  • paranoid ideas, uneasiness with others, or suspiciousness
  • difficulty with logical, clear thinking
  • sudden drop in job performance or grades
  • decline in self-care or personal hygiene
  • withdrawing socially and spending a lot more time alone
  • unusual or overly intense ideas, strange feelings, or a lack of feelings
  • trouble telling reality from fantasy
  • confused speech or trouble communicating
  • disruption of sleep, which may include trouble falling asleep and reduced sleep time

Along with these symptoms, a person may also experience:

  • anxiety
  • emotional disruption or distress
  • loss of motivation
  • trouble with overall functioning in daily activities

An earlier review from 2013 also noted that once schizophrenia symptoms return, they tend to develop quickly back to their pre-treatment levels.

Read about psychosis versus schizophrenia.

Decompensation in schizophrenia and relapses require quick identification and treatment to help improve outcomes.

In most cases, people experiencing decompensation in schizophrenia do well with the reintroduction of medication. Antipsychotics play an important role in preventing psychosis and helping a person reduce their symptoms.

Psychological therapies, such as family counseling and cognitive behavioral therapy (CBT), can also help with reducing the symptoms of decompensation in schizophrenia.

Caregivers and people living with schizophrenia will likely benefit from taking steps to prevent relapses and a return of symptoms. According to a 2021 systematic review, factors that can help with preventing relapse include:

  • CBT
  • family interventions, such as therapy
  • family psychoeducation

Continuing medication also plays an important role in preventing the symptoms of schizophrenia from returning.

Read more about treatment for schizophrenia.

The following provides some answers to frequently asked questions about schizophrenia.

What is the last stage of schizophrenia?

The last stage of schizophrenia is the third stage, known as the residual phase. A person at this stage does not present with positive symptoms — such as delusions — and symptoms tend to be less severe than in the active stage.

It generally has an association with negative symptoms, such as low energy or depressed mood. However, it is important to note that the Diagnostic and Statistical Manual, Fifth Edition, Text Revision no longer recognizes it as a phase for diagnosing purposes.
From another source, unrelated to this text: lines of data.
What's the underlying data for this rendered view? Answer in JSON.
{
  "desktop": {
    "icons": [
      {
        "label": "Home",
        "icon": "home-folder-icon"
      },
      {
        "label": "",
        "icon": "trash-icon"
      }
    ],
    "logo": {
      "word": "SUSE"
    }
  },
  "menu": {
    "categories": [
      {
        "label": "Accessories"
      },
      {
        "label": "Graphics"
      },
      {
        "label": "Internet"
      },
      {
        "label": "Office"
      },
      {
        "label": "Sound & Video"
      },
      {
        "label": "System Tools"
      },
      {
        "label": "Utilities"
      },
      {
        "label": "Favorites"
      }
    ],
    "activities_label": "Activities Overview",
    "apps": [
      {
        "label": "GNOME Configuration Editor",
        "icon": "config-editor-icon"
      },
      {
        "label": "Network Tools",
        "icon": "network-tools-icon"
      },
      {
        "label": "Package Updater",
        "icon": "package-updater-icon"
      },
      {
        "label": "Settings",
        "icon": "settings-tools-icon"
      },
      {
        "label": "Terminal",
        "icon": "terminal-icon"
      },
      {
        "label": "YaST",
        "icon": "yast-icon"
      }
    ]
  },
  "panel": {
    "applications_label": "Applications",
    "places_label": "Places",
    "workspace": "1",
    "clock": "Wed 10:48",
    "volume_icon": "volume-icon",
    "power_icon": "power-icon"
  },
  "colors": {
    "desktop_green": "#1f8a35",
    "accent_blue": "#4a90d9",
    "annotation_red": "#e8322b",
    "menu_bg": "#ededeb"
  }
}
What is the life expectancy of a person with schizophrenia?

Evidence suggests that schizophrenia can reduce a person’s lifespan by about 15–20 years.

Decompensation in schizophrenia is an acute worsening of symptoms associated with the condition. It generally requires treatment with medication and psychotherapy to help a person reduce their symptoms.
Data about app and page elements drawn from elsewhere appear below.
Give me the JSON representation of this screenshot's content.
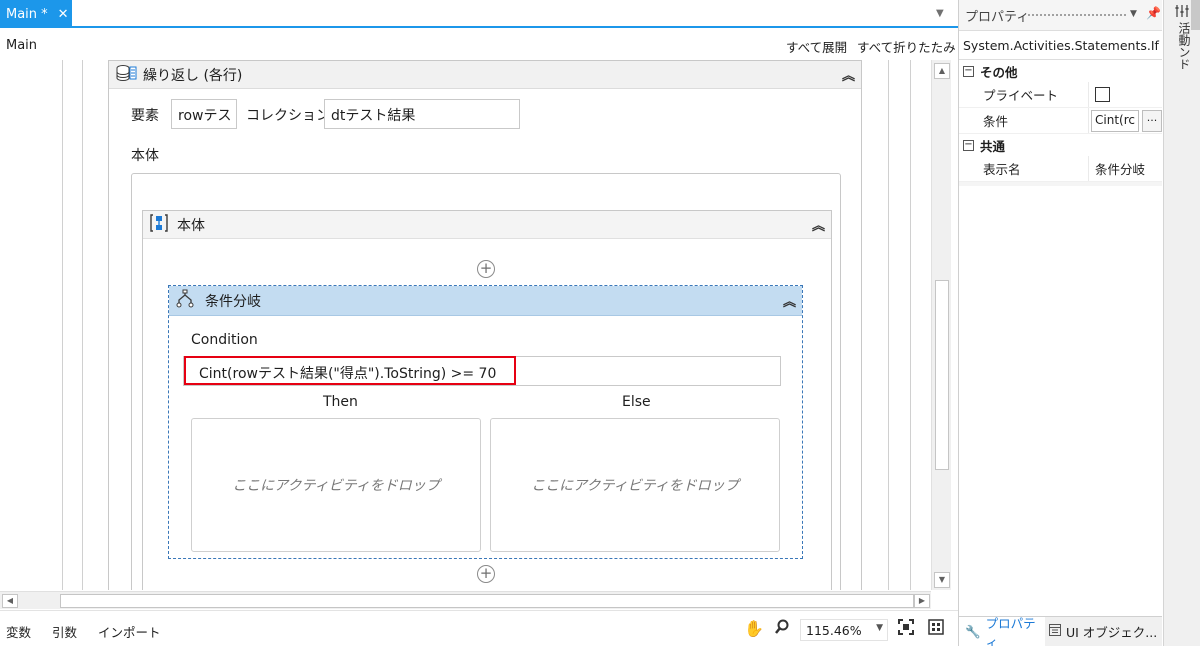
{
  "tab": {
    "label": "Main *",
    "close": "✕"
  },
  "breadcrumb": "Main",
  "toolbar": {
    "expand_all": "すべて展開",
    "collapse_all": "すべて折りたたみ"
  },
  "foreach": {
    "title": "繰り返し (各行)",
    "element_label": "要素",
    "element_value": "rowテスト",
    "collection_label": "コレクション",
    "collection_value": "dtテスト結果",
    "body_label": "本体"
  },
  "sequence": {
    "title": "本体"
  },
  "if_activity": {
    "title": "条件分岐",
    "condition_label": "Condition",
    "condition_value": "Cint(rowテスト結果(\"得点\").ToString) >= 70",
    "then_label": "Then",
    "else_label": "Else",
    "then_drop": "ここにアクティビティをドロップ",
    "else_drop": "ここにアクティビティをドロップ"
  },
  "status": {
    "variables": "変数",
    "arguments": "引数",
    "imports": "インポート",
    "zoom": "115.46%"
  },
  "properties": {
    "title": "プロパティ",
    "type": "System.Activities.Statements.If",
    "categories": [
      {
        "name": "その他",
        "rows": [
          {
            "name": "プライベート",
            "value": ""
          },
          {
            "name": "条件",
            "value": "Cint(rc"
          }
        ]
      },
      {
        "name": "共通",
        "rows": [
          {
            "name": "表示名",
            "value": "条件分岐"
          }
        ]
      }
    ],
    "tabs": {
      "properties": "プロパティ",
      "ui_objects": "UI オブジェク..."
    }
  },
  "dock": {
    "label": "活動",
    "label2": "ンド"
  },
  "colors": {
    "accent": "#1c97ea",
    "highlight": "#e60012",
    "if_header": "#c3dcf1"
  }
}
A person can help prevent a relapse of symptoms through adherence to medications, family or caregiver counseling and education, and CBT.